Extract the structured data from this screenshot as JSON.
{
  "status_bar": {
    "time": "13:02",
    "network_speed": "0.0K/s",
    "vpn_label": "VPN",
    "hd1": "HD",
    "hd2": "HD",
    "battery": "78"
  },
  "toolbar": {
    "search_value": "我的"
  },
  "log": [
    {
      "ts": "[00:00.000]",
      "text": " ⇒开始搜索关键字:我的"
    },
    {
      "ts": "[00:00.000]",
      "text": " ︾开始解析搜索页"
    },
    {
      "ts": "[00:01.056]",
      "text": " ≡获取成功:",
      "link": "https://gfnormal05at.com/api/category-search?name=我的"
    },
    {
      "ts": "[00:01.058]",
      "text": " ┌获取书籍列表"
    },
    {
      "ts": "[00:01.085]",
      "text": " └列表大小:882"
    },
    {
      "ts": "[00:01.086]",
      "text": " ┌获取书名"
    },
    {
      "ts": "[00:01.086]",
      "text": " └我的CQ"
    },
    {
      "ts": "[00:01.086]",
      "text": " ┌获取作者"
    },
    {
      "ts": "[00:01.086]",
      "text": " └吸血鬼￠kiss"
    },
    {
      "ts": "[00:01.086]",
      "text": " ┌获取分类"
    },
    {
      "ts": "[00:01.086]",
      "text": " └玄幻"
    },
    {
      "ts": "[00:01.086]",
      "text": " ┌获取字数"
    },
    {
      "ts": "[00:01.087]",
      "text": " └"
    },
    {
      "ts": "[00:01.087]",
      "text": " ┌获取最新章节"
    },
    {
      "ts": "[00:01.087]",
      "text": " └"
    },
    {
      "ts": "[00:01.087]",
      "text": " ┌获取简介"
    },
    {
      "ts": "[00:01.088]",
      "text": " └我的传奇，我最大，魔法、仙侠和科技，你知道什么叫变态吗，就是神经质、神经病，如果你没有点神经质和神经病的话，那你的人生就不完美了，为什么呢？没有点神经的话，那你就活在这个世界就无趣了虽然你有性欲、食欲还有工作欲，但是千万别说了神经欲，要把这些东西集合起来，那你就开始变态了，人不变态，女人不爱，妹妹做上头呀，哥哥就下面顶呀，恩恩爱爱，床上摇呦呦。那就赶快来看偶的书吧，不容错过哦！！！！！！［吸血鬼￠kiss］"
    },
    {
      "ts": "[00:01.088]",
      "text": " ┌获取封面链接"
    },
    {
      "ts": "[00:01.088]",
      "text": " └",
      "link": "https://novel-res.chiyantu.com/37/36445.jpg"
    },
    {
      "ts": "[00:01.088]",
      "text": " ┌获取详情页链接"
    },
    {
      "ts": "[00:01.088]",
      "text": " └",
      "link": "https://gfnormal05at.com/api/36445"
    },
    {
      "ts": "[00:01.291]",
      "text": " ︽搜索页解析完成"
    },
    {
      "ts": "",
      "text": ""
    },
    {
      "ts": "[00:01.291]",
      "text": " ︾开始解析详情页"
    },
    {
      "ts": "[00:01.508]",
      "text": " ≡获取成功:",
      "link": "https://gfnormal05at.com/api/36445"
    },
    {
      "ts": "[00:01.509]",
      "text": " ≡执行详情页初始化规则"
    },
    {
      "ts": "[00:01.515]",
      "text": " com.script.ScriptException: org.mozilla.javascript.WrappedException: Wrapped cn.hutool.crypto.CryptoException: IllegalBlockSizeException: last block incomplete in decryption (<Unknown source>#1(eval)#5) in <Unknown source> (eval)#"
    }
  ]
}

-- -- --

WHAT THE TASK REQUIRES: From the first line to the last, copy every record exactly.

ANSWER FOR THIS EXERCISE:
Extract the structured data from this screenshot as JSON.
{
  "status_bar": {
    "time": "13:02",
    "network_speed": "0.0K/s",
    "vpn_label": "VPN",
    "hd1": "HD",
    "hd2": "HD",
    "battery": "78"
  },
  "toolbar": {
    "search_value": "我的"
  },
  "log": [
    {
      "ts": "[00:00.000]",
      "text": " ⇒开始搜索关键字:我的"
    },
    {
      "ts": "[00:00.000]",
      "text": " ︾开始解析搜索页"
    },
    {
      "ts": "[00:01.056]",
      "text": " ≡获取成功:",
      "link": "https://gfnormal05at.com/api/category-search?name=我的"
    },
    {
      "ts": "[00:01.058]",
      "text": " ┌获取书籍列表"
    },
    {
      "ts": "[00:01.085]",
      "text": " └列表大小:882"
    },
    {
      "ts": "[00:01.086]",
      "text": " ┌获取书名"
    },
    {
      "ts": "[00:01.086]",
      "text": " └我的CQ"
    },
    {
      "ts": "[00:01.086]",
      "text": " ┌获取作者"
    },
    {
      "ts": "[00:01.086]",
      "text": " └吸血鬼￠kiss"
    },
    {
      "ts": "[00:01.086]",
      "text": " ┌获取分类"
    },
    {
      "ts": "[00:01.086]",
      "text": " └玄幻"
    },
    {
      "ts": "[00:01.086]",
      "text": " ┌获取字数"
    },
    {
      "ts": "[00:01.087]",
      "text": " └"
    },
    {
      "ts": "[00:01.087]",
      "text": " ┌获取最新章节"
    },
    {
      "ts": "[00:01.087]",
      "text": " └"
    },
    {
      "ts": "[00:01.087]",
      "text": " ┌获取简介"
    },
    {
      "ts": "[00:01.088]",
      "text": " └我的传奇，我最大，魔法、仙侠和科技，你知道什么叫变态吗，就是神经质、神经病，如果你没有点神经质和神经病的话，那你的人生就不完美了，为什么呢？没有点神经的话，那你就活在这个世界就无趣了虽然你有性欲、食欲还有工作欲，但是千万别说了神经欲，要把这些东西集合起来，那你就开始变态了，人不变态，女人不爱，妹妹做上头呀，哥哥就下面顶呀，恩恩爱爱，床上摇呦呦。那就赶快来看偶的书吧，不容错过哦！！！！！！［吸血鬼￠kiss］"
    },
    {
      "ts": "[00:01.088]",
      "text": " ┌获取封面链接"
    },
    {
      "ts": "[00:01.088]",
      "text": " └",
      "link": "https://novel-res.chiyantu.com/37/36445.jpg"
    },
    {
      "ts": "[00:01.088]",
      "text": " ┌获取详情页链接"
    },
    {
      "ts": "[00:01.088]",
      "text": " └",
      "link": "https://gfnormal05at.com/api/36445"
    },
    {
      "ts": "[00:01.291]",
      "text": " ︽搜索页解析完成"
    },
    {
      "ts": "",
      "text": ""
    },
    {
      "ts": "[00:01.291]",
      "text": " ︾开始解析详情页"
    },
    {
      "ts": "[00:01.508]",
      "text": " ≡获取成功:",
      "link": "https://gfnormal05at.com/api/36445"
    },
    {
      "ts": "[00:01.509]",
      "text": " ≡执行详情页初始化规则"
    },
    {
      "ts": "[00:01.515]",
      "text": " com.script.ScriptException: org.mozilla.javascript.WrappedException: Wrapped cn.hutool.crypto.CryptoException: IllegalBlockSizeException: last block incomplete in decryption (<Unknown source>#1(eval)#5) in <Unknown source> (eval)#"
    }
  ]
}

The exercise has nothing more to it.